Archives for posts with tag: reds
Yasiel Puig surprises Mark Ellis from behind as Ellis bobbles the ball and the Yankees score two.

Yasiel Puig surprises Mark Ellis from behind as Ellis bobbles the ball and the Yankees score two. Photo by Gina Ferrazzi/Los Angeles Times

You take the good, you take the bad,
You take them both and there you have
The facts of life, the facts of life!

 It’s a fact that the Dodgers will not win every single game they play.

After sneaking by, 3-2, in the first game of this two-day visit from the Yanks with a walk-off RBI single by Mark Ellis, it was almost fitting that the end of the second game come in the form of a costly error by the same Mark Ellis (although in my opinion, the mistake was all Yasiel Puig’s). Final score: New York 3, Dodgers 0.

But if it makes you feel any better, we probably wouldn’t have won anyway. The Yankees had already scored a run when, with two men on, Ellis and Puig collided in right field while trying to catch what would have been the third out of the top of the ninth. And with New York closer Mariano Rivera on his farewell tour, you know we almost certainly would not have scored anyway.

But, hey, it’s just one game, one of only seven lost in the last 34. That’s pretty spectacular, if you ask me. It even has Steve wondering if we shouldn’t cave and get a miniplan after all.

So far, I’m hanging tough.

Ian Kennedy has been traded to the Padres.

Ian Kennedy has been traded to the Padres.

Public Enemy No. 1 Now a Padre
That’s right, folks! The D’bags traded our favorite beanballer, Ian Kennedy, to San Diego. Without Kirk Gibson behind him, I wonder if there will be as many head shots.

I’m glad Ian is getting back to Southern California. Maybe it will bring back the mellow surfer in him, instead of the head-hunting monster. He didn’t seem to be the same guy once he got to Arizona.

I hope he thrives in San Diego and does even better than he did in 2011. Just stay away from the heads of my Dodgers!

Matt Kemp greets Yasiel Puig after his walk-off home run.

Matt Kemp greets Yasiel Puig after his walk-off home run.

We struck out more than ever before (20 times altogether). Several players whiffed three times! One of them was Yasiel Puig. But you know what? The only at-bat that mattered was the last one, when the Manna From Havana sent an 0-1 pitch into the left-field pavilion in the 11th inning and then slid home to avoid the human wrecking balls that his teammates had become as he rounded the bases.

With the 1-0 win, the Dodgers took the series from the Cincinnati Reds, a really good team with the best bullpen in the National League.
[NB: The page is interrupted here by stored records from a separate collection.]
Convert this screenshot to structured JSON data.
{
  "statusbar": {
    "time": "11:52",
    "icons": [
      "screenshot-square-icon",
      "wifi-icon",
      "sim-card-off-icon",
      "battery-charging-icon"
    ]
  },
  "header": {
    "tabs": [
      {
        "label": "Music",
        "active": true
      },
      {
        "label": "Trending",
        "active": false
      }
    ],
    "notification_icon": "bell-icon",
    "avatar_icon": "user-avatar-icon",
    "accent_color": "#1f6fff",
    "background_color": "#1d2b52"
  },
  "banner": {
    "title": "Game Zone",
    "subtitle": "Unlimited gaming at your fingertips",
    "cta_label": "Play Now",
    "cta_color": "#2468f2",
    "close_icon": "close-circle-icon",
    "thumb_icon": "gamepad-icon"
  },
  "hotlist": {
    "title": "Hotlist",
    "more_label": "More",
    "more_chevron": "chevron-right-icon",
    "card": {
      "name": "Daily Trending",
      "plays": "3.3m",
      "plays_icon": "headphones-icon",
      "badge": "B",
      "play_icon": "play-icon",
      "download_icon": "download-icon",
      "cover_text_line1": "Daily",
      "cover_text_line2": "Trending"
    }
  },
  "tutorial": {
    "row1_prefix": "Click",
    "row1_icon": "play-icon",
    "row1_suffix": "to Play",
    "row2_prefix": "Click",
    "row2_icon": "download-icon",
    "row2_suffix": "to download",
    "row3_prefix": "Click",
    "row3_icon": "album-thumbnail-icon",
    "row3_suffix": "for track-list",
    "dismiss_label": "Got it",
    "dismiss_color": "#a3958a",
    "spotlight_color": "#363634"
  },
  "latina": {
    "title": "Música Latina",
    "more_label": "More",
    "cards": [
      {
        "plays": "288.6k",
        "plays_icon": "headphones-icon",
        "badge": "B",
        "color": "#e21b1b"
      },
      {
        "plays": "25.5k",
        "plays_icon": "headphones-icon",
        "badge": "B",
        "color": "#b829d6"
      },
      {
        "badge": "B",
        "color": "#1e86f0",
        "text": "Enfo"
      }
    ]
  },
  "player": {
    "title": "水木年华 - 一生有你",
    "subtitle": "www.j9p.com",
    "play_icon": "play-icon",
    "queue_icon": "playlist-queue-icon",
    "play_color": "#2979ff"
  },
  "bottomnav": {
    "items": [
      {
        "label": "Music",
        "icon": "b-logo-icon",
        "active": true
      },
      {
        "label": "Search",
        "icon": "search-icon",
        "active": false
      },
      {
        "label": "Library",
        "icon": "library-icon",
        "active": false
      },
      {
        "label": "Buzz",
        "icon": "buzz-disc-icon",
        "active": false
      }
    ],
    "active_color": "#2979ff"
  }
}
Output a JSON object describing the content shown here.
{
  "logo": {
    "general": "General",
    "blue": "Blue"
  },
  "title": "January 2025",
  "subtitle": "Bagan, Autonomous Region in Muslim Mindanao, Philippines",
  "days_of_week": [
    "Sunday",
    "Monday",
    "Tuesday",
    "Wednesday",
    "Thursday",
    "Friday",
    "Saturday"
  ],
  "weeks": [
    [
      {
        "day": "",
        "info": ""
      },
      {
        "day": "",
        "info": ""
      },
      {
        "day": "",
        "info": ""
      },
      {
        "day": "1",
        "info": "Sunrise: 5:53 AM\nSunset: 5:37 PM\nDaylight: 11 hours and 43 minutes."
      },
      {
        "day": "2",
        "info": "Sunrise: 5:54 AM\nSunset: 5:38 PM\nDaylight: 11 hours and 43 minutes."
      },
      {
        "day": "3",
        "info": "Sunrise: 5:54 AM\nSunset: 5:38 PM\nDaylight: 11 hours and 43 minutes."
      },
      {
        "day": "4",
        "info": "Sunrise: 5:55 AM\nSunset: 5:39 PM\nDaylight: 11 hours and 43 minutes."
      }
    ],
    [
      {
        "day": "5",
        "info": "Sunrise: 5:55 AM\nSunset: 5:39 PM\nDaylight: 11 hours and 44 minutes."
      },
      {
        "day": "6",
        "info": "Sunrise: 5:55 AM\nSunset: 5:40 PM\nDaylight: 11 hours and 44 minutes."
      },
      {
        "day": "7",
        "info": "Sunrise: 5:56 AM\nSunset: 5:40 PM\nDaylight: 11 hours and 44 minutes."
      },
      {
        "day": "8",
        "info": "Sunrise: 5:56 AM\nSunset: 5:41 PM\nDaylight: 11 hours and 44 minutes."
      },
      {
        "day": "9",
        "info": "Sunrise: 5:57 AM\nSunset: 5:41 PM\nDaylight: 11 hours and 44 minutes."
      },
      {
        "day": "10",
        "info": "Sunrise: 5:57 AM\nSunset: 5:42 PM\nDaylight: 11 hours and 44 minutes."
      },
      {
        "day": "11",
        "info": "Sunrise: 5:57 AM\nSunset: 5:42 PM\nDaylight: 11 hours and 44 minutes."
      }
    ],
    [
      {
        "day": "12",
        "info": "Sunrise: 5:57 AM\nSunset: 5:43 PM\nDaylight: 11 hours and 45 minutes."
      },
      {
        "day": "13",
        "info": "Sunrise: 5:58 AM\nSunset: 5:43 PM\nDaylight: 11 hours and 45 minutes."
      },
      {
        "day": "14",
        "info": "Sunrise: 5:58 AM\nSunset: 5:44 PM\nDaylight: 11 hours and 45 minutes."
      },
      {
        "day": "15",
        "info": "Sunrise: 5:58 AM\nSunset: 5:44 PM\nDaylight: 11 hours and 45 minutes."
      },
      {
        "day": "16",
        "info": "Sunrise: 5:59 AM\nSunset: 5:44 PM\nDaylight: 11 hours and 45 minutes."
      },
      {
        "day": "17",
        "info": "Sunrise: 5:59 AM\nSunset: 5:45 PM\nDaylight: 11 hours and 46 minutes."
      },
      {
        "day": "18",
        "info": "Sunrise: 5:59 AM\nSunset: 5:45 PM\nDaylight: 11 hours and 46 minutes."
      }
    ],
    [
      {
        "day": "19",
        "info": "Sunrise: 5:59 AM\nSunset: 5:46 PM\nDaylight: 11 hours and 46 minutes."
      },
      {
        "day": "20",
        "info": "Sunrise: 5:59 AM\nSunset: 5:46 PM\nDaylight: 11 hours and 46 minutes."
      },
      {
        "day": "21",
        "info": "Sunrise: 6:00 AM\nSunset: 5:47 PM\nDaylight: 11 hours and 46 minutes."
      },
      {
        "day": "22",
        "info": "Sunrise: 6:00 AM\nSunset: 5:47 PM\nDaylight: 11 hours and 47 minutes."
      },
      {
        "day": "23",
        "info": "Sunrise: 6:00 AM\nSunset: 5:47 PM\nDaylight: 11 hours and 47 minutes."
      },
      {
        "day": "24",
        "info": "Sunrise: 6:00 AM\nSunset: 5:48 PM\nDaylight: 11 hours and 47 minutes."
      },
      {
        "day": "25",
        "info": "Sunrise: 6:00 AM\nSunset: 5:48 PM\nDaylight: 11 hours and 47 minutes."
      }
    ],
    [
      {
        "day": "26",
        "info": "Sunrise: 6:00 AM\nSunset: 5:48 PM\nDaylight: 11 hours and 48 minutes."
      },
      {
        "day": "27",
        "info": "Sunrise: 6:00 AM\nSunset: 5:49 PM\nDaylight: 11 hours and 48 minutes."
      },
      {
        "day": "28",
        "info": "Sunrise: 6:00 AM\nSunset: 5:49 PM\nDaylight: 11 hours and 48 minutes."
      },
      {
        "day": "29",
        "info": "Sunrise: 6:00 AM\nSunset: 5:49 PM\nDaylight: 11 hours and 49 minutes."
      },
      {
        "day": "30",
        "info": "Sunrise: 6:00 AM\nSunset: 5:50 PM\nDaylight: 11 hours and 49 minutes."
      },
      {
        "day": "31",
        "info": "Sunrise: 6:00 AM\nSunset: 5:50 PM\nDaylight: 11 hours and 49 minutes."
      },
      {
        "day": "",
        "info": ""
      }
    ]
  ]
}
Their pitchers were good. Starter Tony Cingrani fanned 11 Dodgers all by himself. But in the end, ours were just a little bit better. Starter Chris Capuano allowed just three hits in 6⅔ innings, and then Ronald Belisario, Paco Rodriguez, Kenley Jansen and Brandon (I take back every bad thing I’ve ever said) League blanked them through the last 4⅓. League even notched his third consecutive win. Amazing!

 

zombie dodgersThe Dodgers are the hottest zombies in the Major Leagues.

After having been written off as dead in the water — Bill Shaikin of the Los Angeles Times wrote on June 21 that they were “the most disappointing team in baseball” — they have come back to life with a vengeance. I have completely lost count of how many games the Dodgers have won since then (I think it’s like 28 or 29), but I know there have only been six losses. That’s, like, insane!

Dodger pitcher Hyun-Jin Ryu won the game on which all Korean eyes were focussed.

Dodger pitcher Hyun-Jin Ryu won the game on which all Korean eyes were focussed.

Yesterday, Hyun-Jin Ryu won the Korean war, and he did it in style! Against the Cincinnati Reds and Ryu’s fellow countryman Shin-Soo Choo, Ryu went seven innings, giving up only one run on two hits and striking out nine as the Dodgers beat the Reds, 4-1, at the Ravine.

The Reds' Shin-Soo Choo has played in the majors since 2005 with a career .289 batting average.

The Reds’ Shin-Soo Choo has played in the majors since 2005 with a career .289 batting average.

The game — played on the 60th anniversary of the Korean War armistice — brought out tons of Korean baseball lovers, media and photographers. Ryu and Choo had played together on the Korean World Baseball Championship team, but never against each other in the major leagues.

Don Mattingly, asked before the game if he was worried Ryu would be too nervous to pitch well, said, “No. If anything, I expect he’ll rise to the occasion.” Well, that he did, Donny-boy, that he did.

And the Dodgers continue their phenomenal domination of the past few weeks. On Friday, they squeaked out a 2-1 win on a two-run homer by Hanley Ramirez and sensational pitching by the man, Clayton Kershaw. He just keeps getting better and better.